Efforts to control INNS are demonstrated in UK law, for example The Wildlife and Countryside Act 1981, which aims to prevent and minimise their introduction and spread. A list of INNS species can be found in the Act which includes 30 birds and 11 amphibian and reptile species, as well as 10 mammal species, including the American mink (Neovison vison), responsible for a dramatic decrease in water vole populations across the UK, and grey squirrel (Sciurus carolinensis), which is responsible for the decline in our native red squirrel numbers.
The Act also includes 36 plant species, each recognised as being particularly harmful to our native habitats and species. Japanese Knotweed (Reynoutria japonica) is perhaps the most famous of these, known for its particularly aggressive and persistent growth. Native to Japan, China and Korea, the plant was introduced in the mid-1800s for use in gardens and rail embankments and by the 1970s it had spread across Britain. The plant is a tall perennial, surviving year upon year, and can rapidly grow outwards from underground stems named rhizomes, forming large, dense patches. The main problem with Japanese Knotweed is within the built environment, as the roots of the plant can be very vigorous, being known to grow through tarmac, drains, and foundations. It spreads through tiny fragments of their rhizomes separating from the parent plant, which then establish new plants. It can quickly spread through an area unintentionally via the movement of soil and other building materials, and once in a location, can be very difficult and costly to remove.
Himalayan Balsam (Impatiens glandulifera) is another harmful plant species, introduced in the 1830s to the UK from the Himalayas for its ornamental properties. It is an annual, completing its life cycle from germination to death within a year. It spreads via seeds, which are particularly well adapted to dispersal as the seedpods burst, launching seeds several metres away from the parent plant. Each plant can produce up to 800 seeds, which are able to float and so can travel significant distances via waterways. Once established, the plants form dense colonies that quickly grow to over one metre tall, casting shade upon the vegetation below and reducing its ability to survive. The roots of the plant are shallow in comparison to our native vegetation and therefore when it dies each winter it can leave the banks bare of vegetation, without stabilising root systems. This can increase erosion into our watercourses as well as reducing the diversity of habitats, which in turn affects native species.
Rhododendron (Rhododendron ponticum) is a large shrub with large pink flowers which was originally introduced for garden use in the 1700s from the Iberian Peninsula. It is now established over much of the UK and has become a threat to native woodland. It produces small seeds that can be dispersed up to 100 m by wind and even further by water, remaining viable in the soil for many years. It can grow prolifically in woodland and once established few native plants survive, as its dense foliage casts shade upon the ground. Only trees which grow above the level of the rhododendron canopy can persist; however, when these trees die, they are generally not replaced as their seedlings cannot grow under the lightless canopy.
Building development projects can be a leading driver of the spread of terrestrial INNS, especially plants.
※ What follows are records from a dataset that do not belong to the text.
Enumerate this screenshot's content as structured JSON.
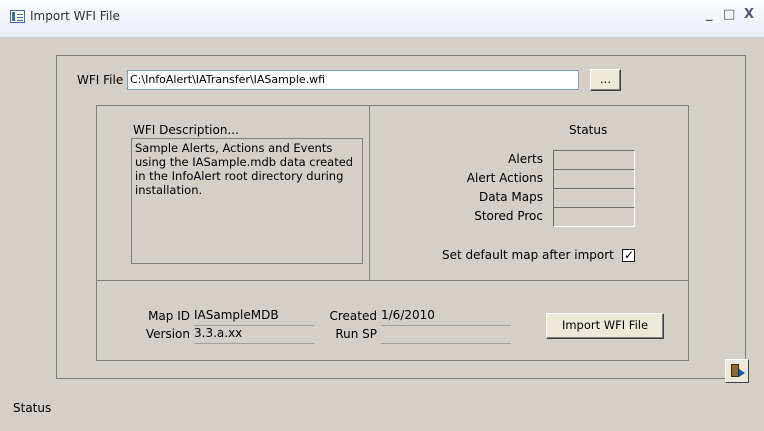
{
  "window": {
    "title": "Import WFI File",
    "minimize_glyph": "_",
    "maximize_glyph": "□",
    "close_glyph": "X"
  },
  "file": {
    "label": "WFI File",
    "value": "C:\\InfoAlert\\IATransfer\\IASample.wfi",
    "browse_label": "..."
  },
  "description": {
    "label": "WFI Description...",
    "text": "Sample Alerts, Actions and Events using the IASample.mdb data created in the InfoAlert root directory during installation."
  },
  "status_panel": {
    "header": "Status",
    "rows": [
      {
        "label": "Alerts"
      },
      {
        "label": "Alert Actions"
      },
      {
        "label": "Data Maps"
      },
      {
        "label": "Stored Proc"
      }
    ],
    "default_map_label": "Set default map after import",
    "default_map_checked": true,
    "check_glyph": "✓"
  },
  "meta": {
    "map_id_label": "Map ID",
    "map_id_value": "IASampleMDB",
    "version_label": "Version",
    "version_value": "3.3.a.xx",
    "created_label": "Created",
    "created_value": "1/6/2010",
    "run_sp_label": "Run SP",
    "run_sp_value": ""
  },
  "import_button_label": "Import WFI File",
  "footer": {
    "status_label": "Status",
    "exit_icon": "exit-door-icon"
  }
}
The huge number of different sites connected by the shared use of equipment and personnel between these means that the spread of INNS can be easily facilitated. Due to the legislation surrounding INNS, landowners and land managers have a responsibility to prevent the spread of INNS from their site. Demonstrating that development projects have exercised due-diligence with regard to INNS is advisable, and best-practice can be achieved through correctly identifying INNS at a site, obtaining sound mitigation advice, following good management practices, and adopting a precautionary approach.
Consideration of INNS at an early stage is advised for developments of all sizes. Early detection of INNS within a site can lead to significant cost savings as it facilitates more informed and efficient decision making with regard to site selection, design and implementation. Eradication of INNS from site can become costly once they are established and so the knowledge of their presence can be very beneficial when considering land purchase. Management of INNS on a site can take many forms depending on the species present and the scale of the infestation, including avoidance, mitigation using biosecurity protocols, and eradication.
APEM’s skilled ecologists are experts in the identification, mitigation, control and eradication of INNS in both the aquatic and terrestrial environment. We regularly prepare risk management strategies, design mitigation measures and develop biosecurity protocols. We also manage specialist contractors to eradicate INNS infestations from a site.
To find out more about the INNS services APEM offer please visit our webpage.
Further information on INNS can be found at the following websites:
 F. Williams, Fl. Eschen, A. Harris, D. Dieddour, C. Pratt, R. S. Shaw, S. Varia, J. Lamontagne-Godwin, S.E. Thomas, S. T. Murphy (2010). The Economic Cost of Invasive NonNative Species to the British Economy. CABI, Wallingford